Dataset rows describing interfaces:
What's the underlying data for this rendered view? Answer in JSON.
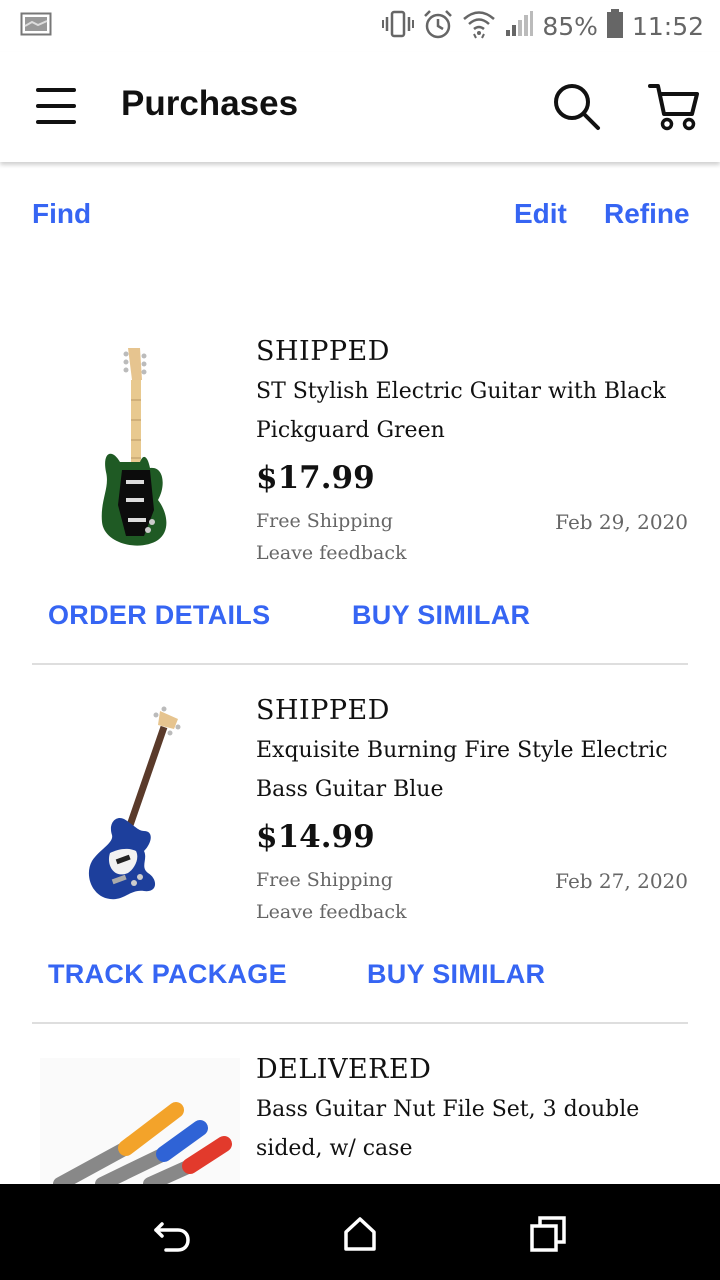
{
  "status_bar": {
    "battery": "85%",
    "time": "11:52"
  },
  "app_bar": {
    "title": "Purchases"
  },
  "actions": {
    "find": "Find",
    "edit": "Edit",
    "refine": "Refine"
  },
  "purchases": [
    {
      "status": "SHIPPED",
      "title": "ST Stylish Electric Guitar with Black Pickguard Green",
      "price": "$17.99",
      "shipping": "Free Shipping",
      "date": "Feb 29, 2020",
      "feedback": "Leave feedback",
      "primary_action": "ORDER DETAILS",
      "secondary_action": "BUY SIMILAR"
    },
    {
      "status": "SHIPPED",
      "title": "Exquisite Burning Fire Style Electric Bass Guitar Blue",
      "price": "$14.99",
      "shipping": "Free Shipping",
      "date": "Feb 27, 2020",
      "feedback": "Leave feedback",
      "primary_action": "TRACK PACKAGE",
      "secondary_action": "BUY SIMILAR"
    },
    {
      "status": "DELIVERED",
      "title": "Bass Guitar Nut File Set, 3 double sided, w/ case"
    }
  ],
  "colors": {
    "link": "#3665f3",
    "text": "#111111",
    "muted": "#666666",
    "nav_bar": "#000000"
  }
}
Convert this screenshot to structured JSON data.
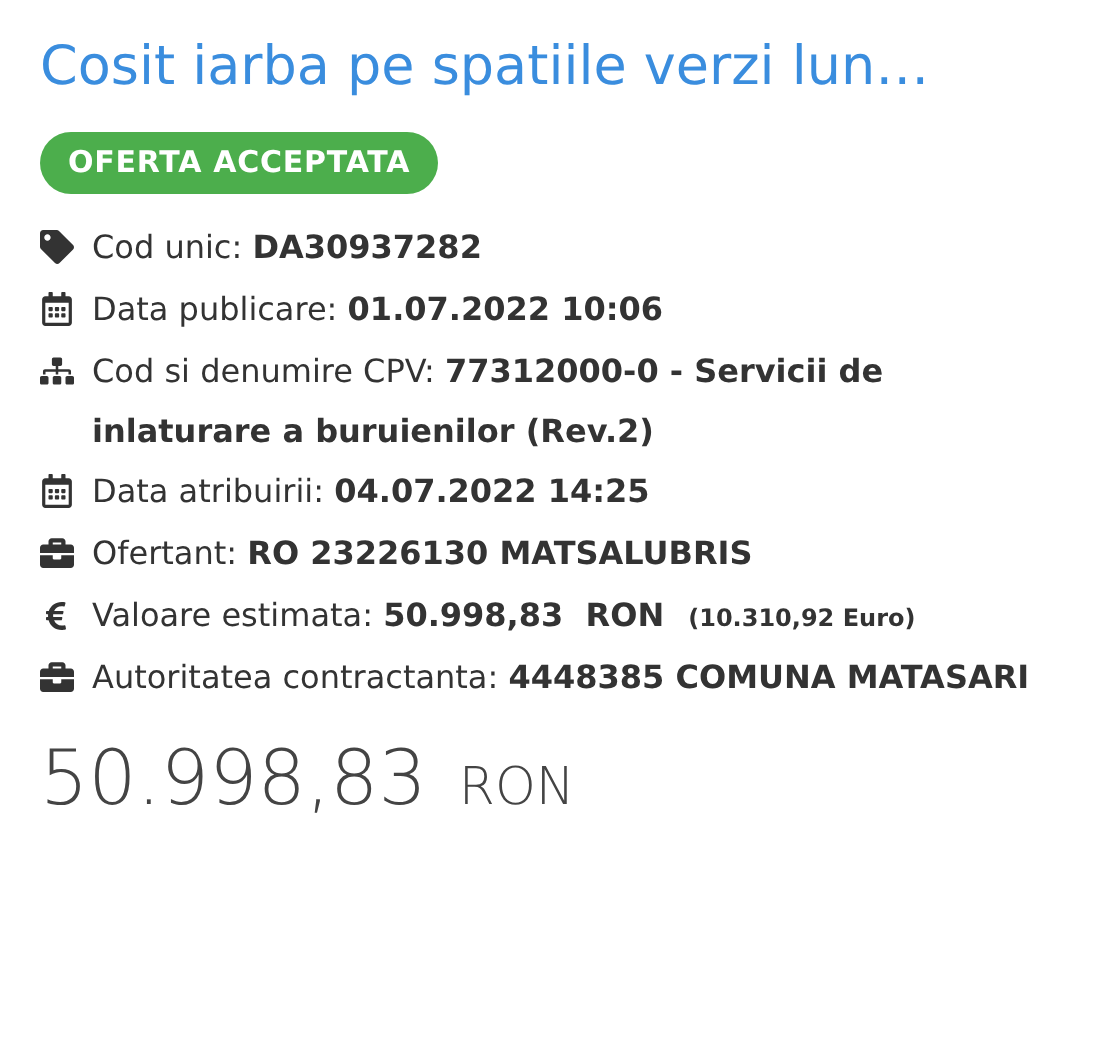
{
  "title": "Cosit iarba pe spatiile verzi lun…",
  "status": {
    "label": "OFERTA ACCEPTATA",
    "color": "#4cae4c"
  },
  "fields": [
    {
      "kind": "tag",
      "label": "Cod unic:",
      "value": "DA30937282"
    },
    {
      "kind": "calendar",
      "label": "Data publicare:",
      "value": "01.07.2022 10:06"
    },
    {
      "kind": "sitemap",
      "label": "Cod si denumire CPV:",
      "value": "77312000-0 - Servicii de inlaturare a buruienilor (Rev.2)"
    },
    {
      "kind": "calendar",
      "label": "Data atribuirii:",
      "value": "04.07.2022 14:25"
    },
    {
      "kind": "briefcase",
      "label": "Ofertant:",
      "value": "RO 23226130 MATSALUBRIS"
    },
    {
      "kind": "euro",
      "label": "Valoare estimata:",
      "value": "50.998,83  RON",
      "note": "(10.310,92 Euro)"
    },
    {
      "kind": "briefcase",
      "label": "Autoritatea contractanta:",
      "value": "4448385 COMUNA MATASARI"
    }
  ],
  "price": {
    "amount": "50.998,83",
    "currency": "RON"
  }
}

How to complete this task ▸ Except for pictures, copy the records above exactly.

Exercise answer ▸
What's the underlying data for this rendered view? Answer in JSON.
{
  "status_bar": {
    "battery": "85%",
    "time": "11:52"
  },
  "app_bar": {
    "title": "Purchases"
  },
  "actions": {
    "find": "Find",
    "edit": "Edit",
    "refine": "Refine"
  },
  "purchases": [
    {
      "status": "SHIPPED",
      "title": "ST Stylish Electric Guitar with Black Pickguard Green",
      "price": "$17.99",
      "shipping": "Free Shipping",
      "date": "Feb 29, 2020",
      "feedback": "Leave feedback",
      "primary_action": "ORDER DETAILS",
      "secondary_action": "BUY SIMILAR"
    },
    {
      "status": "SHIPPED",
      "title": "Exquisite Burning Fire Style Electric Bass Guitar Blue",
      "price": "$14.99",
      "shipping": "Free Shipping",
      "date": "Feb 27, 2020",
      "feedback": "Leave feedback",
      "primary_action": "TRACK PACKAGE",
      "secondary_action": "BUY SIMILAR"
    },
    {
      "status": "DELIVERED",
      "title": "Bass Guitar Nut File Set, 3 double sided, w/ case"
    }
  ],
  "colors": {
    "link": "#3665f3",
    "text": "#111111",
    "muted": "#666666",
    "nav_bar": "#000000"
  }
}
Convert this screenshot to structured JSON data.
{
  "title": "Cosit iarba pe spatiile verzi lun…",
  "status": {
    "label": "OFERTA ACCEPTATA",
    "color": "#4cae4c"
  },
  "fields": [
    {
      "kind": "tag",
      "label": "Cod unic:",
      "value": "DA30937282"
    },
    {
      "kind": "calendar",
      "label": "Data publicare:",
      "value": "01.07.2022 10:06"
    },
    {
      "kind": "sitemap",
      "label": "Cod si denumire CPV:",
      "value": "77312000-0 - Servicii de inlaturare a buruienilor (Rev.2)"
    },
    {
      "kind": "calendar",
      "label": "Data atribuirii:",
      "value": "04.07.2022 14:25"
    },
    {
      "kind": "briefcase",
      "label": "Ofertant:",
      "value": "RO 23226130 MATSALUBRIS"
    },
    {
      "kind": "euro",
      "label": "Valoare estimata:",
      "value": "50.998,83  RON",
      "note": "(10.310,92 Euro)"
    },
    {
      "kind": "briefcase",
      "label": "Autoritatea contractanta:",
      "value": "4448385 COMUNA MATASARI"
    }
  ],
  "price": {
    "amount": "50.998,83",
    "currency": "RON"
  }
}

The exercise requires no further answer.